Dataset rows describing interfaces
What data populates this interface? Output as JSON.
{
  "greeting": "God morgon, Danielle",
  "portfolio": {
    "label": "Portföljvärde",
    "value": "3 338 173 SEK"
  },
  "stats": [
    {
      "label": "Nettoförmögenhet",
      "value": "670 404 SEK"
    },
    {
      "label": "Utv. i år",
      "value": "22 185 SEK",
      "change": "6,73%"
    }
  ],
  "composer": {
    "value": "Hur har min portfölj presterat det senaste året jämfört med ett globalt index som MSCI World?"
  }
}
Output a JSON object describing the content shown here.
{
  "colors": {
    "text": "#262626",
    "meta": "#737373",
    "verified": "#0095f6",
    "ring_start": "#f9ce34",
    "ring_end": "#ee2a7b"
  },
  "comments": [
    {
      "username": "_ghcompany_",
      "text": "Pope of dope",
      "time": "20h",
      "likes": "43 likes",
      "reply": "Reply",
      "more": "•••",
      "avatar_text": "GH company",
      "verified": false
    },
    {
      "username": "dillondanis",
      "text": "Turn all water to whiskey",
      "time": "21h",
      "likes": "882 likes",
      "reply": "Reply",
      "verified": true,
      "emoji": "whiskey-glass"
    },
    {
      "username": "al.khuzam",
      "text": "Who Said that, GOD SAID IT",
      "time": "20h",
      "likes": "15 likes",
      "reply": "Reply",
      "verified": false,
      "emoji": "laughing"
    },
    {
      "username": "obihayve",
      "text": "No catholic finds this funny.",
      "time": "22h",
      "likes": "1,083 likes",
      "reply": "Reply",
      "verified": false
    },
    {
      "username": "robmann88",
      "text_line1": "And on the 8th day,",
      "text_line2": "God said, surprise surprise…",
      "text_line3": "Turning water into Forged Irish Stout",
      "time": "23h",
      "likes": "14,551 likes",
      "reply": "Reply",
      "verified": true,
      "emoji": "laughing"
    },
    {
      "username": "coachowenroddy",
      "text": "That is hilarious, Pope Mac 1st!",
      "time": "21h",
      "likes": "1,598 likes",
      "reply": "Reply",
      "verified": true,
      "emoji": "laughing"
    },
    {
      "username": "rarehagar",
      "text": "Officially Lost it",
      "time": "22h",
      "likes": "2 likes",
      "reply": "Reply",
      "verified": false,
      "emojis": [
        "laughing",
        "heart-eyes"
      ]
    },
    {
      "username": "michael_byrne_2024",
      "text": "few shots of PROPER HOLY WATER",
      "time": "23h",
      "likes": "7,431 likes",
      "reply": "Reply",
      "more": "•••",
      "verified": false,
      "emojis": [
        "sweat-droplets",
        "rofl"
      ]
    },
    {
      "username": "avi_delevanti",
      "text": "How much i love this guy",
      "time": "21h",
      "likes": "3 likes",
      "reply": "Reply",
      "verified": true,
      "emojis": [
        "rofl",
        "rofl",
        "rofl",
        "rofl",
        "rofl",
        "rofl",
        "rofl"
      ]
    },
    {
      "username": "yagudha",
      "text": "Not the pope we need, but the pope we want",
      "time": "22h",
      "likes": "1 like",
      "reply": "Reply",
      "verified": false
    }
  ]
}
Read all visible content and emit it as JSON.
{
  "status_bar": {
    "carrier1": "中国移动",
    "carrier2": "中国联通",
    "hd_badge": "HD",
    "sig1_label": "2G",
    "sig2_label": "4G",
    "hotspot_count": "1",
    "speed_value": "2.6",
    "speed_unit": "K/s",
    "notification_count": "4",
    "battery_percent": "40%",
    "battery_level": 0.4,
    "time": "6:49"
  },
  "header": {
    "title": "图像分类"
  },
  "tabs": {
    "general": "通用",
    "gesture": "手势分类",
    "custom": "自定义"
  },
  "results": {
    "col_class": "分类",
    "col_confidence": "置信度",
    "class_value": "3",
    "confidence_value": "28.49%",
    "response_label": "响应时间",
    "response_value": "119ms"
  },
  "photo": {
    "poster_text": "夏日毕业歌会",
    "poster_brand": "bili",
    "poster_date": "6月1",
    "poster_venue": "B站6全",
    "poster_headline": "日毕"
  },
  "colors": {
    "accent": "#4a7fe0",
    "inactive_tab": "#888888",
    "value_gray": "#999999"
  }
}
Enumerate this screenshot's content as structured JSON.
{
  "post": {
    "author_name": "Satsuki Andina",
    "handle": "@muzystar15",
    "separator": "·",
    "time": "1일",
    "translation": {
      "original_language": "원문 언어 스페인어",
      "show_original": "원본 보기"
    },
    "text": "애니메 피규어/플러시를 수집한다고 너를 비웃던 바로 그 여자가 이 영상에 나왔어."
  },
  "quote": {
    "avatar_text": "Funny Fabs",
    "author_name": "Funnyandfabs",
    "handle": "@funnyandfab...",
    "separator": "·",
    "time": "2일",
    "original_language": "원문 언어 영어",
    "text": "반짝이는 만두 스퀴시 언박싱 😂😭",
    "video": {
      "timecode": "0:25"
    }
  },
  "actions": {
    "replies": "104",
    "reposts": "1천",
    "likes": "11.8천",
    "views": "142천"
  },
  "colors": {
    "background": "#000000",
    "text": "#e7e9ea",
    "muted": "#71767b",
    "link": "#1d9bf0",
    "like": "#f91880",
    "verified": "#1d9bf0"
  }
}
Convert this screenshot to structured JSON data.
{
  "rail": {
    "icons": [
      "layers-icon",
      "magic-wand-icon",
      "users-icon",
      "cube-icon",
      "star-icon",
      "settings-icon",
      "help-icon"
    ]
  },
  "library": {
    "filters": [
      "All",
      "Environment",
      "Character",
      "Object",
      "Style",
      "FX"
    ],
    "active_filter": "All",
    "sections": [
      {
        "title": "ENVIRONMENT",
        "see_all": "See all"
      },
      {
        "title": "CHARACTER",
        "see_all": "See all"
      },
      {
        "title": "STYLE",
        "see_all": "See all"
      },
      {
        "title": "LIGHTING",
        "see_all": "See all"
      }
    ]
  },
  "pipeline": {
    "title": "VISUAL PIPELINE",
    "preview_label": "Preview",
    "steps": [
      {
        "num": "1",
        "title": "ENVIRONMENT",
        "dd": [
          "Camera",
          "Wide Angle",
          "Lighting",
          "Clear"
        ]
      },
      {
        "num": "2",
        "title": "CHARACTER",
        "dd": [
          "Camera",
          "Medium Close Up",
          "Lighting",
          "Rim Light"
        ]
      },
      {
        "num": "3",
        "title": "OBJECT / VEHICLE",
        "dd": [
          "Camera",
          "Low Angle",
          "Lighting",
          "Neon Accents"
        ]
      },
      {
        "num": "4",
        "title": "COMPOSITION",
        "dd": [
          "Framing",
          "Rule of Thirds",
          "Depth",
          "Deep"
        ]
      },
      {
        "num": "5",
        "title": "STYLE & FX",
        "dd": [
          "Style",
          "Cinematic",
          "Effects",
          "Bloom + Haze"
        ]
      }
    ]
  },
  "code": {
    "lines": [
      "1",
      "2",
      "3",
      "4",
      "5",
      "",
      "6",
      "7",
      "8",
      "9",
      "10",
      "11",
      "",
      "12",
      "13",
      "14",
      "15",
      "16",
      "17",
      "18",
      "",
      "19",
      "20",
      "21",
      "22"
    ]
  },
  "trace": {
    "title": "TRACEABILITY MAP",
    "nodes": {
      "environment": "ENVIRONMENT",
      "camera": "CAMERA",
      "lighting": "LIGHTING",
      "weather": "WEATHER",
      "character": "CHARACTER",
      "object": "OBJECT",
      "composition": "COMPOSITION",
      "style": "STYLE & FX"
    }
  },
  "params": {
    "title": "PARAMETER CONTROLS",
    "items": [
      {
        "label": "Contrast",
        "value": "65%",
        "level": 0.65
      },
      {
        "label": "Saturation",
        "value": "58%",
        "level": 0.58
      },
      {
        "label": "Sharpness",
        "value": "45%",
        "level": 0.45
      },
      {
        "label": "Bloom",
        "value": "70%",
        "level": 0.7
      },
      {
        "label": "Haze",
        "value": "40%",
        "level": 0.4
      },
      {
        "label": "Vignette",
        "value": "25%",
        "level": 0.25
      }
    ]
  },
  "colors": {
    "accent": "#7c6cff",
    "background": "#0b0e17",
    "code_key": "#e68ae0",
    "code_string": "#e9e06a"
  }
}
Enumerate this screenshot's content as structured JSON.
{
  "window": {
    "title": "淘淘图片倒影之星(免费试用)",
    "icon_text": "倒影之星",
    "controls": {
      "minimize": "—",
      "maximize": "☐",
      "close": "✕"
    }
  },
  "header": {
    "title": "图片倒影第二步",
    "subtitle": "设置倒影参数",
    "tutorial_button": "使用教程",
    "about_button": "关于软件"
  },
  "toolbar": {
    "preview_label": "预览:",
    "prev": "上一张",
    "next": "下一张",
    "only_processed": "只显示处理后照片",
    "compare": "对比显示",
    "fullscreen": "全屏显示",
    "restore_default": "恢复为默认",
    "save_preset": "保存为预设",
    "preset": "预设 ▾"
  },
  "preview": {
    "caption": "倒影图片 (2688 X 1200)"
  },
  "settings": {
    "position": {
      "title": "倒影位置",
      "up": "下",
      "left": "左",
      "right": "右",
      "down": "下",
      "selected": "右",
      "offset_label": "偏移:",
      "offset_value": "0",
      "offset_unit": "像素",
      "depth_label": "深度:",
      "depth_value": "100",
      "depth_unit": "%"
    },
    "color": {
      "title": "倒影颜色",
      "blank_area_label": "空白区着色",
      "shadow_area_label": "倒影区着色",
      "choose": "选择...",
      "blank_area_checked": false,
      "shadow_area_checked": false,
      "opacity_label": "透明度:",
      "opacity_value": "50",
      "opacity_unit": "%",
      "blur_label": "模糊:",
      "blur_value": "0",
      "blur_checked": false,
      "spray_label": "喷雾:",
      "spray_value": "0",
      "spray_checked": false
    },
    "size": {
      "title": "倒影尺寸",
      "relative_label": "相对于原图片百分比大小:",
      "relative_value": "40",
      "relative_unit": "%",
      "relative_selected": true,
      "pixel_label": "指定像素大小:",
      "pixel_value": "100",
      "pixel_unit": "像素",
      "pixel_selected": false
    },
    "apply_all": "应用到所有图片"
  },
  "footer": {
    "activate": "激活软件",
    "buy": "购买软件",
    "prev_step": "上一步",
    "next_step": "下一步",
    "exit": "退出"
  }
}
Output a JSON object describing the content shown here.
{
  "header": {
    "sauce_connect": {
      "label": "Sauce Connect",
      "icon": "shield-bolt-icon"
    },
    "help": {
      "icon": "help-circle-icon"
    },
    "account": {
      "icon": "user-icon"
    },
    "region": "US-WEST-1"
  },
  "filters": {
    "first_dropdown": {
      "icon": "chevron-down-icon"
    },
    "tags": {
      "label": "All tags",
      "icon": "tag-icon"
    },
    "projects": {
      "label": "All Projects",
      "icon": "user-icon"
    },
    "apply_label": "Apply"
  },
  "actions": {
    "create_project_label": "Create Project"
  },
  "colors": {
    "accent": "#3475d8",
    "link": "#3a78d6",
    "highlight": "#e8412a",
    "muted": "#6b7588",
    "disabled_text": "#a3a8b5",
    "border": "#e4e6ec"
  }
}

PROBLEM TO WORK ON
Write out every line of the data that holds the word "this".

WORKED SOLUTION
What data populates this interface? Output as JSON.
      "text": "No catholic finds this funny.",
      "text": "How much i love this guy",
Enumerate this screenshot's content as structured JSON.
Convert this screenshot to structured JSON data.
Enumerate this screenshot's content as structured JSON.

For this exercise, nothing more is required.